Survivors celebrate victory, try to make a better world
By Deborah Moon, Jewish Review
article created on: 2011-10-01T00:00:00
As slides of Holocaust survivors and their families flashed across the screen, 302 attendees enjoyed a lavish dinner and paid tribute to 54 survivors in attendance before hearing how future generations will carry survivors’ message of tolerance forward.
“Did you hear these young men? They are our legacy,” survivor Miriam Greenstein said as she came to the podium after hearing the son and grandson of survivors speak about the lessons they have learned and hope to carry forward. “Hitler and his henchmen did not win. We are alive and we are here.”
“You are here to celebrate our victory,” said Greenstein at the Circle of Life dinner of the Oregon Holocaust Resource Center and its Friends of the Memorial Committee on Sept. 25 at the Multnomah Athletic Club. “We have survived and our children are carrying on, our grandchildren are carrying on and we are trying to make a better world.”
Raphael Kryszek, grandson of Jake and the late Sala Kryszek, asked, “Is it possible to transmit the same values and resources from my grandfather?” Saying he didn’t know how the second and third generation would match the impact of hearing the stories from “the man who lived it,” Kryszek said “Our lives were impacted by their tragedies. We must strive to share their stories…in years to come.”
“We as children and grandchildren (of survivors) must safeguard their legacy…values such as relentless pursuit of dreams, honor, courage,” he said.
Rob Aigner, son of Les and Eva Aigner, spoke not only of how his parents shaped his life, but also read a poem he wrote in 1998 when he accompanied a group of seven survivors who returned to the camps to collect ash and soil to bury at Oregon’s Holocaust Memorial, which opened in 2004 at Washington Park. His poem, “Seven Shades of Courage,” also was printed in the program. It concluded: “We will live, live, live each day/with the tenacity with which you survived/because you are each seven shades of living courage./Your vibrant colors have come full circle. We thank you for letting us witness your walk.”
Aigner praised his parents for giving him a normal childhood “despite all they witnessed and endured.” He said it would have been easy for them to hate, “but they have always been tolerant…and hopeful.”
“They are touching and changing people every time they speak,” he said of his parents and other survivors participation in the OHRC Speakers Bureau, which sends survivors into schools and other settings to share their stories.
Greenstein noted that each time she speaks she is exhausted by recalling those tragic experiences, but she and other survivors share their experiences “because it is just as relevant today…We talk about it (the past), so there might be a better future.”

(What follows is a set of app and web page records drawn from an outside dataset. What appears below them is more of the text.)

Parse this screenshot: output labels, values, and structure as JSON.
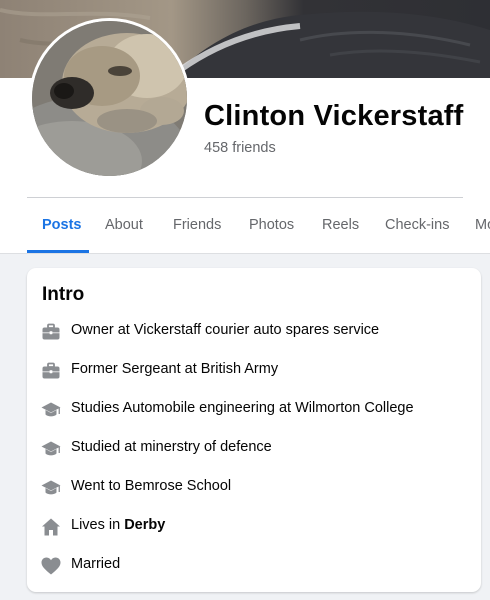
{
  "profile": {
    "name": "Clinton Vickerstaff",
    "friends": "458 friends"
  },
  "tabs": [
    {
      "label": "Posts",
      "active": true
    },
    {
      "label": "About"
    },
    {
      "label": "Friends"
    },
    {
      "label": "Photos"
    },
    {
      "label": "Reels"
    },
    {
      "label": "Check-ins"
    },
    {
      "label": "Mo"
    }
  ],
  "intro": {
    "title": "Intro",
    "items": [
      {
        "icon": "briefcase-icon",
        "text": "Owner at Vickerstaff courier auto spares service"
      },
      {
        "icon": "briefcase-icon",
        "text": "Former Sergeant at British Army"
      },
      {
        "icon": "graduation-cap-icon",
        "text": "Studies Automobile engineering at Wilmorton College"
      },
      {
        "icon": "graduation-cap-icon",
        "text": "Studied at minerstry of defence"
      },
      {
        "icon": "graduation-cap-icon",
        "text": "Went to Bemrose School"
      },
      {
        "icon": "home-icon",
        "prefix": "Lives in ",
        "bold": "Derby"
      },
      {
        "icon": "heart-icon",
        "text": "Married"
      }
    ]
  },
  "colors": {
    "accent": "#1b74e4",
    "secondary_text": "#65676b",
    "icon": "#8a8d91",
    "background": "#f0f2f5"
  }
}
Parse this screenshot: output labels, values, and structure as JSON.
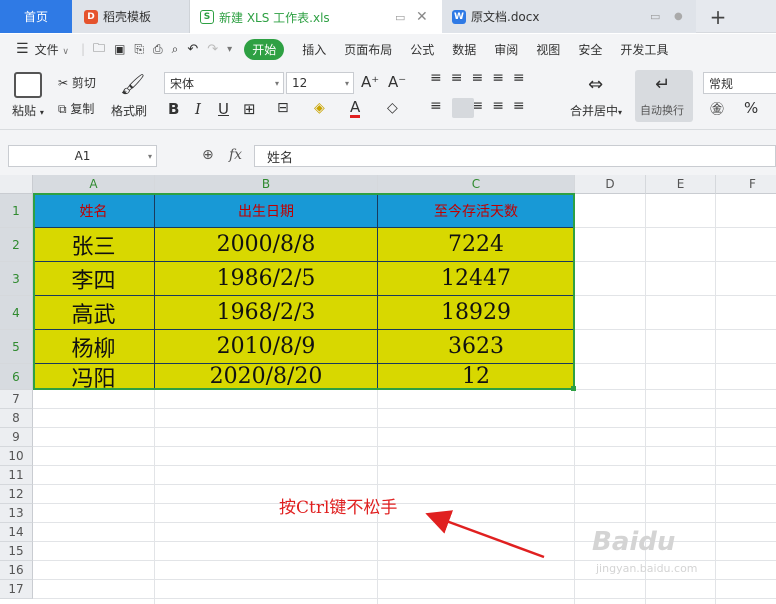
{
  "tabs": [
    {
      "label": "首页"
    },
    {
      "label": "稻壳模板",
      "icon": "docer-icon"
    },
    {
      "label": "新建 XLS 工作表.xls",
      "icon": "spreadsheet-icon"
    },
    {
      "label": "原文档.docx",
      "icon": "word-doc-icon"
    }
  ],
  "menu": {
    "file": "文件",
    "items": [
      "开始",
      "插入",
      "页面布局",
      "公式",
      "数据",
      "审阅",
      "视图",
      "安全",
      "开发工具"
    ],
    "active": "开始"
  },
  "ribbon": {
    "paste": "粘贴",
    "cut": "剪切",
    "copy": "复制",
    "format_painter": "格式刷",
    "font_name": "宋体",
    "font_size": "12",
    "merge": "合并居中",
    "wrap": "自动换行",
    "number_format": "常规",
    "percent": "%"
  },
  "formula_bar": {
    "cell_ref": "A1",
    "fx": "fx",
    "content": "姓名"
  },
  "columns": [
    "A",
    "B",
    "C",
    "D",
    "E",
    "F"
  ],
  "rows": [
    "1",
    "2",
    "3",
    "4",
    "5",
    "6",
    "7",
    "8",
    "9",
    "10",
    "11",
    "12",
    "13",
    "14",
    "15",
    "16",
    "17"
  ],
  "table": {
    "headers": [
      "姓名",
      "出生日期",
      "至今存活天数"
    ],
    "rows": [
      [
        "张三",
        "2000/8/8",
        "7224"
      ],
      [
        "李四",
        "1986/2/5",
        "12447"
      ],
      [
        "高武",
        "1968/2/3",
        "18929"
      ],
      [
        "杨柳",
        "2010/8/9",
        "3623"
      ],
      [
        "冯阳",
        "2020/8/20",
        "12"
      ]
    ]
  },
  "annotation": {
    "text": "按Ctrl键不松手",
    "color": "#e02020"
  },
  "colors": {
    "header_fill": "#1899d6",
    "data_fill": "#d8d800",
    "accent": "#2f7ae5",
    "active_tab_green": "#2ea043"
  }
}
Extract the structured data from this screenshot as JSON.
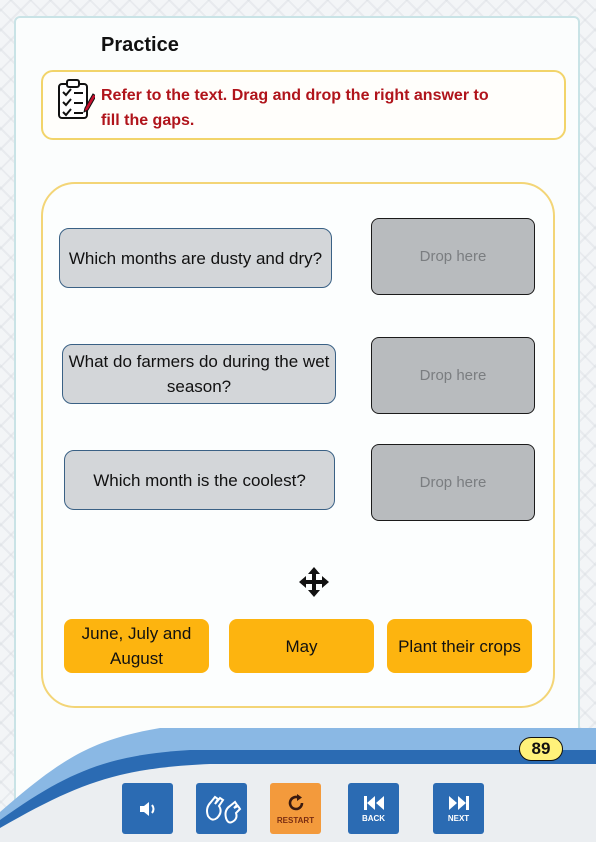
{
  "page": {
    "title": "Practice",
    "page_number": "89"
  },
  "instruction": {
    "text": "Refer to the text. Drag and drop the right answer to fill the gaps."
  },
  "questions": [
    {
      "text": "Which months are dusty and dry?",
      "drop_label": "Drop here"
    },
    {
      "text": "What do farmers do during the wet season?",
      "drop_label": "Drop here"
    },
    {
      "text": "Which month is the coolest?",
      "drop_label": "Drop here"
    }
  ],
  "answers": [
    {
      "text": "June, July and August"
    },
    {
      "text": "May"
    },
    {
      "text": "Plant their crops"
    }
  ],
  "toolbar": {
    "audio_icon": "speaker-icon",
    "sign_icon": "sign-language-icon",
    "restart_label": "RESTART",
    "back_label": "BACK",
    "next_label": "NEXT"
  },
  "colors": {
    "accent_yellow": "#fdb40f",
    "instruction_red": "#b0141b",
    "nav_blue": "#2b6bb3",
    "restart_orange": "#f39a3c"
  }
}
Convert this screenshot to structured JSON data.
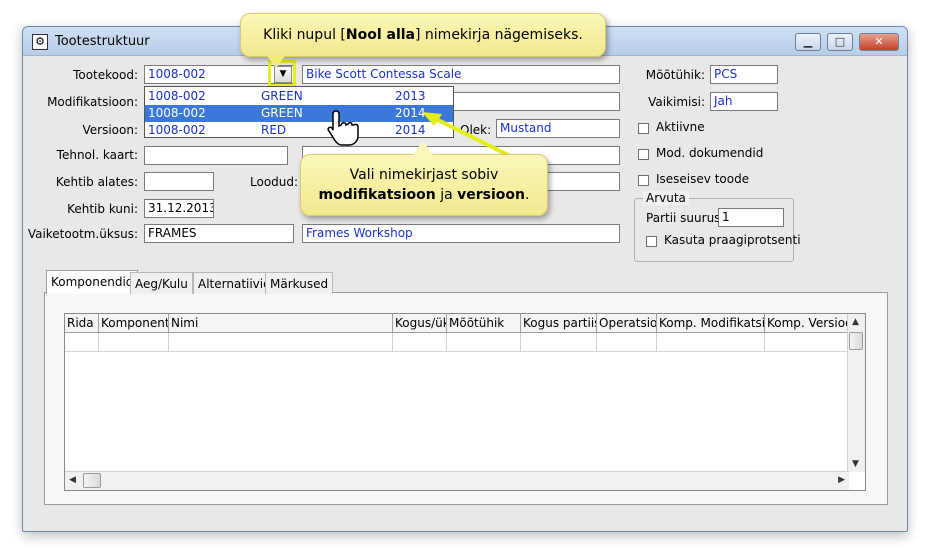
{
  "window": {
    "title": "Tootestruktuur",
    "buttons": {
      "minimize": "▁",
      "maximize": "□",
      "close": "✕"
    }
  },
  "form": {
    "tootekood": {
      "label": "Tootekood:",
      "value": "1008-002",
      "description": "Bike Scott Contessa Scale"
    },
    "modifikatsioon": {
      "label": "Modifikatsioon:"
    },
    "versioon": {
      "label": "Versioon:"
    },
    "tehnol_kaart": {
      "label": "Tehnol. kaart:"
    },
    "kehtib_alates": {
      "label": "Kehtib alates:"
    },
    "loodud": {
      "label": "Loodud:"
    },
    "kehtib_kuni": {
      "label": "Kehtib kuni:",
      "value": "31.12.2013"
    },
    "vaiketootm": {
      "label": "Vaiketootm.üksus:",
      "value": "FRAMES",
      "description": "Frames Workshop"
    },
    "olek": {
      "label": "Olek:",
      "value": "Mustand"
    },
    "mootuhik": {
      "label": "Mõõtühik:",
      "value": "PCS"
    },
    "vaikimisi": {
      "label": "Vaikimisi:",
      "value": "Jah"
    },
    "aktiivne": {
      "label": "Aktiivne",
      "checked": false
    },
    "mod_dokumendid": {
      "label": "Mod. dokumendid",
      "checked": false
    },
    "iseseisev_toode": {
      "label": "Iseseisev toode",
      "checked": false
    },
    "arvuta": {
      "title": "Arvuta",
      "partii_label": "Partii suurus:",
      "partii_value": "1",
      "kasuta_label": "Kasuta praagiprotsenti",
      "kasuta_checked": false
    }
  },
  "dropdown": {
    "rows": [
      {
        "code": "1008-002",
        "mod": "GREEN",
        "version": "2013",
        "selected": false
      },
      {
        "code": "1008-002",
        "mod": "GREEN",
        "version": "2014",
        "selected": true
      },
      {
        "code": "1008-002",
        "mod": "RED",
        "version": "2014",
        "selected": false
      }
    ]
  },
  "tabs": [
    {
      "label": "Komponendid",
      "active": true
    },
    {
      "label": "Aeg/Kulu",
      "active": false
    },
    {
      "label": "Alternatiivid",
      "active": false
    },
    {
      "label": "Märkused",
      "active": false
    }
  ],
  "grid": {
    "columns": [
      "Rida",
      "Komponent",
      "Nimi",
      "Kogus/ük",
      "Mõõtühik",
      "Kogus partiis",
      "Operatsioo",
      "Komp. Modifikatsioo",
      "Komp. Versioo"
    ]
  },
  "callouts": {
    "top": {
      "before": "Kliki nupul [",
      "bold": "Nool alla",
      "after": "] nimekirja nägemiseks."
    },
    "middle": {
      "line1": "Vali nimekirjast sobiv",
      "bold1": "modifikatsioon",
      "mid": " ja ",
      "bold2": "versioon",
      "end": "."
    }
  },
  "colors": {
    "highlight": "#e6ee1a",
    "selected_row": "#3b78d8",
    "link_text": "#1a33c8",
    "callout": "#f1e88e"
  }
}
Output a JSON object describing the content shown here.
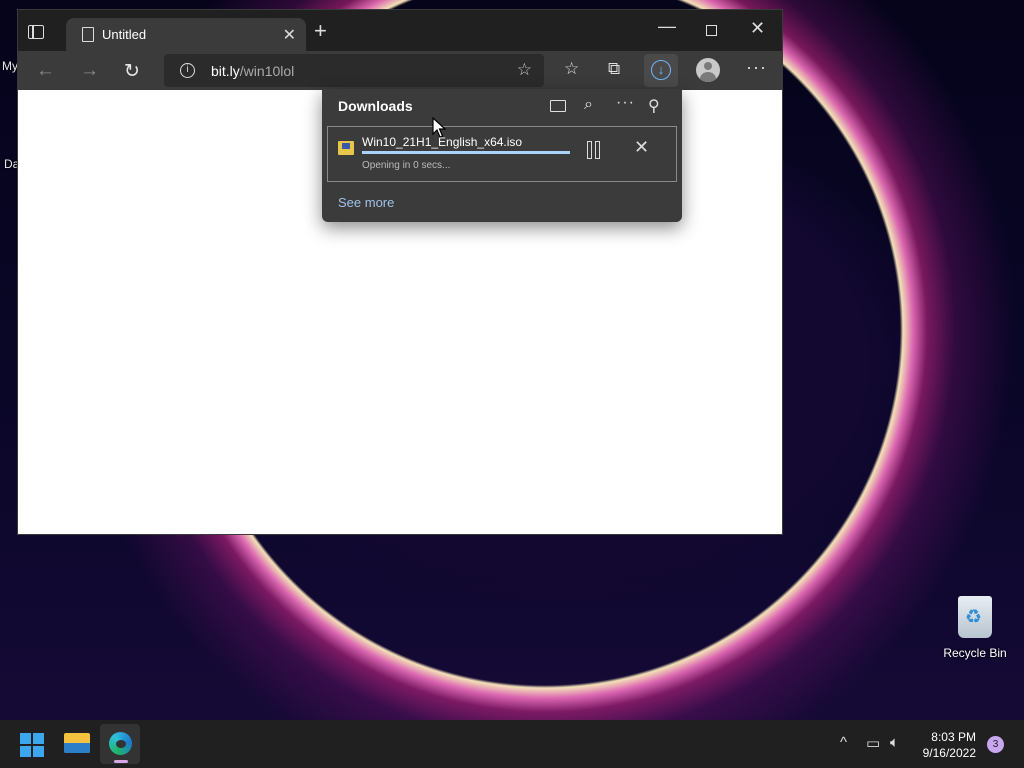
{
  "desktop": {
    "left_labels": [
      "My",
      "Da"
    ],
    "recycle_bin_label": "Recycle Bin"
  },
  "browser": {
    "tab": {
      "title": "Untitled",
      "close_glyph": "✕"
    },
    "new_tab_glyph": "+",
    "window_controls": {
      "minimize": "—",
      "close": "✕"
    },
    "toolbar": {
      "back_glyph": "←",
      "forward_glyph": "→",
      "reload_glyph": "↻",
      "info_glyph": "i",
      "url_host": "bit.ly",
      "url_path": "/win10lol",
      "menu_glyph": "···"
    }
  },
  "downloads": {
    "title": "Downloads",
    "more_glyph": "···",
    "item": {
      "file_name": "Win10_21H1_English_x64.iso",
      "status": "Opening in 0 secs...",
      "progress_pct": 100
    },
    "cancel_glyph": "✕",
    "see_more": "See more"
  },
  "taskbar": {
    "time": "8:03 PM",
    "date": "9/16/2022",
    "notification_count": "3",
    "chevron_glyph": "^"
  },
  "colors": {
    "accent": "#3ca6ee",
    "download_accent": "#6fb5f5",
    "link": "#9fc3e9"
  }
}
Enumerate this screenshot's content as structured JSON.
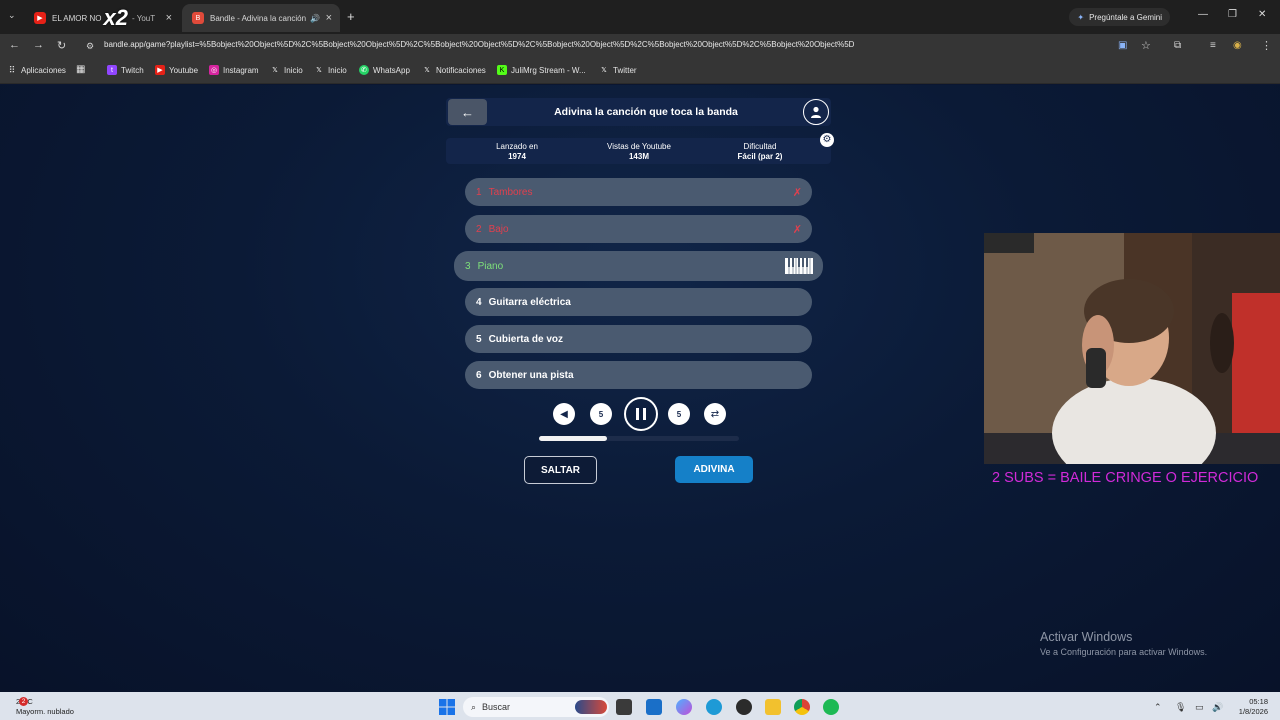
{
  "browser": {
    "tabs": [
      {
        "title": "EL AMOR NO",
        "suffix": "- YouT",
        "overlay": "x2"
      },
      {
        "title": "Bandle - Adivina la canción"
      }
    ],
    "new_tab": "+",
    "gemini_label": "Pregúntale a Gemini",
    "url": "bandle.app/game?playlist=%5Bobject%20Object%5D%2C%5Bobject%20Object%5D%2C%5Bobject%20Object%5D%2C%5Bobject%20Object%5D%2C%5Bobject%20Object%5D%2C%5Bobject%20Object%5D",
    "bookmarks": [
      "Aplicaciones",
      "Twitch",
      "Youtube",
      "Instagram",
      "Inicio",
      "Inicio",
      "WhatsApp",
      "Notificaciones",
      "JuliMrg Stream - W...",
      "Twitter"
    ]
  },
  "game": {
    "title": "Adivina la canción que toca la banda",
    "info": [
      {
        "label": "Lanzado en",
        "value": "1974"
      },
      {
        "label": "Vistas de Youtube",
        "value": "143M"
      },
      {
        "label": "Dificultad",
        "value": "Fácil (par 2)"
      }
    ],
    "clues": [
      {
        "n": "1",
        "label": "Tambores",
        "state": "failed"
      },
      {
        "n": "2",
        "label": "Bajo",
        "state": "failed"
      },
      {
        "n": "3",
        "label": "Piano",
        "state": "current"
      },
      {
        "n": "4",
        "label": "Guitarra eléctrica",
        "state": "locked"
      },
      {
        "n": "5",
        "label": "Cubierta de voz",
        "state": "locked"
      },
      {
        "n": "6",
        "label": "Obtener una pista",
        "state": "locked"
      }
    ],
    "controls": {
      "rewind_label": "5",
      "forward_label": "5"
    },
    "progress": 0.34,
    "skip_label": "SALTAR",
    "guess_label": "ADIVINA"
  },
  "overlay": {
    "banner": "2 SUBS = BAILE CRINGE O EJERCICIO"
  },
  "windows": {
    "activate_title": "Activar Windows",
    "activate_sub": "Ve a Configuración para activar Windows."
  },
  "taskbar": {
    "weather_temp": "29°C",
    "weather_desc": "Mayorm. nublado",
    "weather_badge": "2",
    "search_placeholder": "Buscar",
    "time": "05:18",
    "date": "1/8/2026"
  },
  "colors": {
    "accent_blue": "#1580c8",
    "failed_red": "#e0404e",
    "current_green": "#7ee07a",
    "banner_magenta": "#d02ad8"
  }
}
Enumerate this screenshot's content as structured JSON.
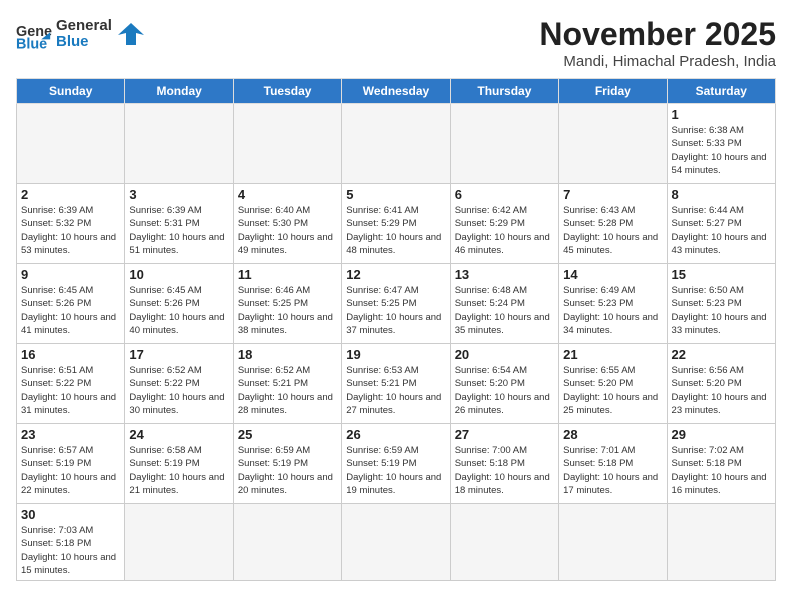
{
  "header": {
    "logo_general": "General",
    "logo_blue": "Blue",
    "month": "November 2025",
    "location": "Mandi, Himachal Pradesh, India"
  },
  "weekdays": [
    "Sunday",
    "Monday",
    "Tuesday",
    "Wednesday",
    "Thursday",
    "Friday",
    "Saturday"
  ],
  "weeks": [
    [
      {
        "day": null
      },
      {
        "day": null
      },
      {
        "day": null
      },
      {
        "day": null
      },
      {
        "day": null
      },
      {
        "day": null
      },
      {
        "day": "1",
        "sunrise": "6:38 AM",
        "sunset": "5:33 PM",
        "daylight": "10 hours and 54 minutes."
      }
    ],
    [
      {
        "day": "2",
        "sunrise": "6:39 AM",
        "sunset": "5:32 PM",
        "daylight": "10 hours and 53 minutes."
      },
      {
        "day": "3",
        "sunrise": "6:39 AM",
        "sunset": "5:31 PM",
        "daylight": "10 hours and 51 minutes."
      },
      {
        "day": "4",
        "sunrise": "6:40 AM",
        "sunset": "5:30 PM",
        "daylight": "10 hours and 49 minutes."
      },
      {
        "day": "5",
        "sunrise": "6:41 AM",
        "sunset": "5:29 PM",
        "daylight": "10 hours and 48 minutes."
      },
      {
        "day": "6",
        "sunrise": "6:42 AM",
        "sunset": "5:29 PM",
        "daylight": "10 hours and 46 minutes."
      },
      {
        "day": "7",
        "sunrise": "6:43 AM",
        "sunset": "5:28 PM",
        "daylight": "10 hours and 45 minutes."
      },
      {
        "day": "8",
        "sunrise": "6:44 AM",
        "sunset": "5:27 PM",
        "daylight": "10 hours and 43 minutes."
      }
    ],
    [
      {
        "day": "9",
        "sunrise": "6:45 AM",
        "sunset": "5:26 PM",
        "daylight": "10 hours and 41 minutes."
      },
      {
        "day": "10",
        "sunrise": "6:45 AM",
        "sunset": "5:26 PM",
        "daylight": "10 hours and 40 minutes."
      },
      {
        "day": "11",
        "sunrise": "6:46 AM",
        "sunset": "5:25 PM",
        "daylight": "10 hours and 38 minutes."
      },
      {
        "day": "12",
        "sunrise": "6:47 AM",
        "sunset": "5:25 PM",
        "daylight": "10 hours and 37 minutes."
      },
      {
        "day": "13",
        "sunrise": "6:48 AM",
        "sunset": "5:24 PM",
        "daylight": "10 hours and 35 minutes."
      },
      {
        "day": "14",
        "sunrise": "6:49 AM",
        "sunset": "5:23 PM",
        "daylight": "10 hours and 34 minutes."
      },
      {
        "day": "15",
        "sunrise": "6:50 AM",
        "sunset": "5:23 PM",
        "daylight": "10 hours and 33 minutes."
      }
    ],
    [
      {
        "day": "16",
        "sunrise": "6:51 AM",
        "sunset": "5:22 PM",
        "daylight": "10 hours and 31 minutes."
      },
      {
        "day": "17",
        "sunrise": "6:52 AM",
        "sunset": "5:22 PM",
        "daylight": "10 hours and 30 minutes."
      },
      {
        "day": "18",
        "sunrise": "6:52 AM",
        "sunset": "5:21 PM",
        "daylight": "10 hours and 28 minutes."
      },
      {
        "day": "19",
        "sunrise": "6:53 AM",
        "sunset": "5:21 PM",
        "daylight": "10 hours and 27 minutes."
      },
      {
        "day": "20",
        "sunrise": "6:54 AM",
        "sunset": "5:20 PM",
        "daylight": "10 hours and 26 minutes."
      },
      {
        "day": "21",
        "sunrise": "6:55 AM",
        "sunset": "5:20 PM",
        "daylight": "10 hours and 25 minutes."
      },
      {
        "day": "22",
        "sunrise": "6:56 AM",
        "sunset": "5:20 PM",
        "daylight": "10 hours and 23 minutes."
      }
    ],
    [
      {
        "day": "23",
        "sunrise": "6:57 AM",
        "sunset": "5:19 PM",
        "daylight": "10 hours and 22 minutes."
      },
      {
        "day": "24",
        "sunrise": "6:58 AM",
        "sunset": "5:19 PM",
        "daylight": "10 hours and 21 minutes."
      },
      {
        "day": "25",
        "sunrise": "6:59 AM",
        "sunset": "5:19 PM",
        "daylight": "10 hours and 20 minutes."
      },
      {
        "day": "26",
        "sunrise": "6:59 AM",
        "sunset": "5:19 PM",
        "daylight": "10 hours and 19 minutes."
      },
      {
        "day": "27",
        "sunrise": "7:00 AM",
        "sunset": "5:18 PM",
        "daylight": "10 hours and 18 minutes."
      },
      {
        "day": "28",
        "sunrise": "7:01 AM",
        "sunset": "5:18 PM",
        "daylight": "10 hours and 17 minutes."
      },
      {
        "day": "29",
        "sunrise": "7:02 AM",
        "sunset": "5:18 PM",
        "daylight": "10 hours and 16 minutes."
      }
    ],
    [
      {
        "day": "30",
        "sunrise": "7:03 AM",
        "sunset": "5:18 PM",
        "daylight": "10 hours and 15 minutes."
      },
      {
        "day": null
      },
      {
        "day": null
      },
      {
        "day": null
      },
      {
        "day": null
      },
      {
        "day": null
      },
      {
        "day": null
      }
    ]
  ]
}
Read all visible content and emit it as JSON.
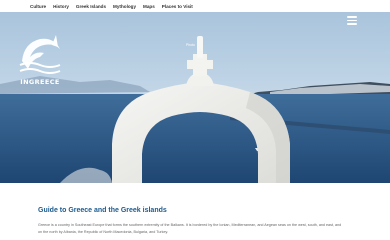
{
  "nav": {
    "items": [
      {
        "label": "Culture"
      },
      {
        "label": "History"
      },
      {
        "label": "Greek Islands"
      },
      {
        "label": "Mythology"
      },
      {
        "label": "Maps"
      },
      {
        "label": "Places to Visit"
      }
    ]
  },
  "hero": {
    "logo_text": "INGREECE",
    "small_label": "Photo"
  },
  "content": {
    "heading": "Guide to Greece and the Greek islands",
    "paragraph": "Greece is a country in Southeast Europe that forms the southern extremity of the Balkans. It is bordered by the Ionian, Mediterranean, and Aegean seas on the west, south, and east, and on the north by Albania, the Republic of North Macedonia, Bulgaria, and Turkey."
  },
  "colors": {
    "heading": "#1c5a8c",
    "sea": "#2f5a8a",
    "sky": "#b8d1e6"
  }
}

She urged attendees to read the excerpts of letters from schoolchildren and others that were on placards at each table. Those letters provide insight to the impact the speakers have. They included comments such as:
• “I will never forget your words: Hate hatred and shun violence.”
• “When I was younger I was told the Holocaust had never happened by my father. …Thank you.”
• “I learned a lot about accepting others for who they are, even if they are not who I think they should be. It also opened my eyes to myself and the way I treat others. I will definitely change that.”
• “I am definitely going to tell my children and grandchildren about your experiences and what you have done since. I will help to prevent it.”
• “You really opened my eyes to what happened. And you made me so aware of what can happen if the wrong people get control, and that voting is very important. Because everyone counts.”
The approximately $15,000 raised at the dinner will be split evenly split between the education programming of the center and the endowment to perpetually care for the Oregon Holocaust Memorial—another tool for transmitting the survivors’ message to future generations.
Wendy Westerwelle served as mistress of ceremonies and sang a medley of songs from her show “Soph” during dinner. Elaine Coughlin chaired the event with honorary chair Wendy Liebreich, who noted, “The legacy of their lives will live on thanks to all of you.”
Rabbi Daniel Isaak thanked everyone for their patience during three invocations—from himself, the Rev. Ross Miller and Mary Jo Tully, chancellor of the Archdiocese of Portland.
OHRC Executive Director Sonia Marie Leikam and Friends of Memorial Chair Debbi Montrose thanked everyone for coming to help ensure the continuation of the survivors’ legacy.